=== Section Start ===
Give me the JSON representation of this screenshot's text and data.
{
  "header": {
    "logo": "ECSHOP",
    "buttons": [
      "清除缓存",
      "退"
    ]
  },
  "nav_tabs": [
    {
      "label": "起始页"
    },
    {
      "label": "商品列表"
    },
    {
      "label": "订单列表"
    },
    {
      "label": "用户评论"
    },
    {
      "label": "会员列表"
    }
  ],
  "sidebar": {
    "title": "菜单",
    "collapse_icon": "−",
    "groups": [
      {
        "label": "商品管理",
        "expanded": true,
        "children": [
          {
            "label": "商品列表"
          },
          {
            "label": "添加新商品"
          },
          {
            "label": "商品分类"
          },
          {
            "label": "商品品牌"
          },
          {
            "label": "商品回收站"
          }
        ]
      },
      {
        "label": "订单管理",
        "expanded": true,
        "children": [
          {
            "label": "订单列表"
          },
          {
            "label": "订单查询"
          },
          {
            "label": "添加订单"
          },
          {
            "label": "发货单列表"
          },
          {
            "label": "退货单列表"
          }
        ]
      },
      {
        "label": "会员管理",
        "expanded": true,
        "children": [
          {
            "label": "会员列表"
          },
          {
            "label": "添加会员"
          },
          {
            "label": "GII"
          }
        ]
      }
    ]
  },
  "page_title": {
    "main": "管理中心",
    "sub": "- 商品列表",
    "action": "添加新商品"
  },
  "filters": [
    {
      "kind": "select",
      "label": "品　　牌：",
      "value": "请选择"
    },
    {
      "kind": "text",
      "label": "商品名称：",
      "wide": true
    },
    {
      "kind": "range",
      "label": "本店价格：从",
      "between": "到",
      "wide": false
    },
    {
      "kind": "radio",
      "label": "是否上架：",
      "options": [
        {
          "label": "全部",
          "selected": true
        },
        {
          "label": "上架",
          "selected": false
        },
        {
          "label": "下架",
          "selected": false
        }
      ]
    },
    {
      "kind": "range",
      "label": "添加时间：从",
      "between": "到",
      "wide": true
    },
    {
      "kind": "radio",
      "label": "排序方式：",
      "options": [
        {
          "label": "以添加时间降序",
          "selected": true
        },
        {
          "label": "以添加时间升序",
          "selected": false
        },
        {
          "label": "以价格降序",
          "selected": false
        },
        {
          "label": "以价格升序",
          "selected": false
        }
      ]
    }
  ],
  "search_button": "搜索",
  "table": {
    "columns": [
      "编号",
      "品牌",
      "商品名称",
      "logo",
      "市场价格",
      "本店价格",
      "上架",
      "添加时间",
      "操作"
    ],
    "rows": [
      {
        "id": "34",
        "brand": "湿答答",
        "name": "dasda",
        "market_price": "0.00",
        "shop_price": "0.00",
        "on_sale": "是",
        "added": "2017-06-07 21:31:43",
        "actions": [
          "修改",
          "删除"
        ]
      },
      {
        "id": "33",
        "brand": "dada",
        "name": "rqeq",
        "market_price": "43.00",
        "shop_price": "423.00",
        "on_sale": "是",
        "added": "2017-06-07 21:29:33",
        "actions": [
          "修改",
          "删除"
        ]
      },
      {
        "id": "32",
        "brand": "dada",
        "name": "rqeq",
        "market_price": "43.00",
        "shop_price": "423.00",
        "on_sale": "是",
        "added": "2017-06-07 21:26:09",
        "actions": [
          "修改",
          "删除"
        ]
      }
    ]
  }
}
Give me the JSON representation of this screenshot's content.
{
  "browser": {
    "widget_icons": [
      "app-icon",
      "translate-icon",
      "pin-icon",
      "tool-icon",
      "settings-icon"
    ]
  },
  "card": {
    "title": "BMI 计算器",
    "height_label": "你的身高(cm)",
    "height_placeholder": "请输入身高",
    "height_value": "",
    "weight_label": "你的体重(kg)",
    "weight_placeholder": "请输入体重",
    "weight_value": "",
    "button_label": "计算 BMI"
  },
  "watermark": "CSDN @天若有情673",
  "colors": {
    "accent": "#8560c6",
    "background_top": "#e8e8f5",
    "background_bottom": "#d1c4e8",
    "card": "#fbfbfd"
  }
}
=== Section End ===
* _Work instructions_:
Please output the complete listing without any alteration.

* _Written answer_:
Give me the JSON representation of this screenshot's text and data.
{
  "header": {
    "logo": "ECSHOP",
    "buttons": [
      "清除缓存",
      "退"
    ]
  },
  "nav_tabs": [
    {
      "label": "起始页"
    },
    {
      "label": "商品列表"
    },
    {
      "label": "订单列表"
    },
    {
      "label": "用户评论"
    },
    {
      "label": "会员列表"
    }
  ],
  "sidebar": {
    "title": "菜单",
    "collapse_icon": "−",
    "groups": [
      {
        "label": "商品管理",
        "expanded": true,
        "children": [
          {
            "label": "商品列表"
          },
          {
            "label": "添加新商品"
          },
          {
            "label": "商品分类"
          },
          {
            "label": "商品品牌"
          },
          {
            "label": "商品回收站"
          }
        ]
      },
      {
        "label": "订单管理",
        "expanded": true,
        "children": [
          {
            "label": "订单列表"
          },
          {
            "label": "订单查询"
          },
          {
            "label": "添加订单"
          },
          {
            "label": "发货单列表"
          },
          {
            "label": "退货单列表"
          }
        ]
      },
      {
        "label": "会员管理",
        "expanded": true,
        "children": [
          {
            "label": "会员列表"
          },
          {
            "label": "添加会员"
          },
          {
            "label": "GII"
          }
        ]
      }
    ]
  },
  "page_title": {
    "main": "管理中心",
    "sub": "- 商品列表",
    "action": "添加新商品"
  },
  "filters": [
    {
      "kind": "select",
      "label": "品　　牌：",
      "value": "请选择"
    },
    {
      "kind": "text",
      "label": "商品名称：",
      "wide": true
    },
    {
      "kind": "range",
      "label": "本店价格：从",
      "between": "到",
      "wide": false
    },
    {
      "kind": "radio",
      "label": "是否上架：",
      "options": [
        {
          "label": "全部",
          "selected": true
        },
        {
          "label": "上架",
          "selected": false
        },
        {
          "label": "下架",
          "selected": false
        }
      ]
    },
    {
      "kind": "range",
      "label": "添加时间：从",
      "between": "到",
      "wide": true
    },
    {
      "kind": "radio",
      "label": "排序方式：",
      "options": [
        {
          "label": "以添加时间降序",
          "selected": true
        },
        {
          "label": "以添加时间升序",
          "selected": false
        },
        {
          "label": "以价格降序",
          "selected": false
        },
        {
          "label": "以价格升序",
          "selected": false
        }
      ]
    }
  ],
  "search_button": "搜索",
  "table": {
    "columns": [
      "编号",
      "品牌",
      "商品名称",
      "logo",
      "市场价格",
      "本店价格",
      "上架",
      "添加时间",
      "操作"
    ],
    "rows": [
      {
        "id": "34",
        "brand": "湿答答",
        "name": "dasda",
        "market_price": "0.00",
        "shop_price": "0.00",
        "on_sale": "是",
        "added": "2017-06-07 21:31:43",
        "actions": [
          "修改",
          "删除"
        ]
      },
      {
        "id": "33",
        "brand": "dada",
        "name": "rqeq",
        "market_price": "43.00",
        "shop_price": "423.00",
        "on_sale": "是",
        "added": "2017-06-07 21:29:33",
        "actions": [
          "修改",
          "删除"
        ]
      },
      {
        "id": "32",
        "brand": "dada",
        "name": "rqeq",
        "market_price": "43.00",
        "shop_price": "423.00",
        "on_sale": "是",
        "added": "2017-06-07 21:26:09",
        "actions": [
          "修改",
          "删除"
        ]
      }
    ]
  }
}
Give me the JSON representation of this screenshot's content.
{
  "browser": {
    "widget_icons": [
      "app-icon",
      "translate-icon",
      "pin-icon",
      "tool-icon",
      "settings-icon"
    ]
  },
  "card": {
    "title": "BMI 计算器",
    "height_label": "你的身高(cm)",
    "height_placeholder": "请输入身高",
    "height_value": "",
    "weight_label": "你的体重(kg)",
    "weight_placeholder": "请输入体重",
    "weight_value": "",
    "button_label": "计算 BMI"
  },
  "watermark": "CSDN @天若有情673",
  "colors": {
    "accent": "#8560c6",
    "background_top": "#e8e8f5",
    "background_bottom": "#d1c4e8",
    "card": "#fbfbfd"
  }
}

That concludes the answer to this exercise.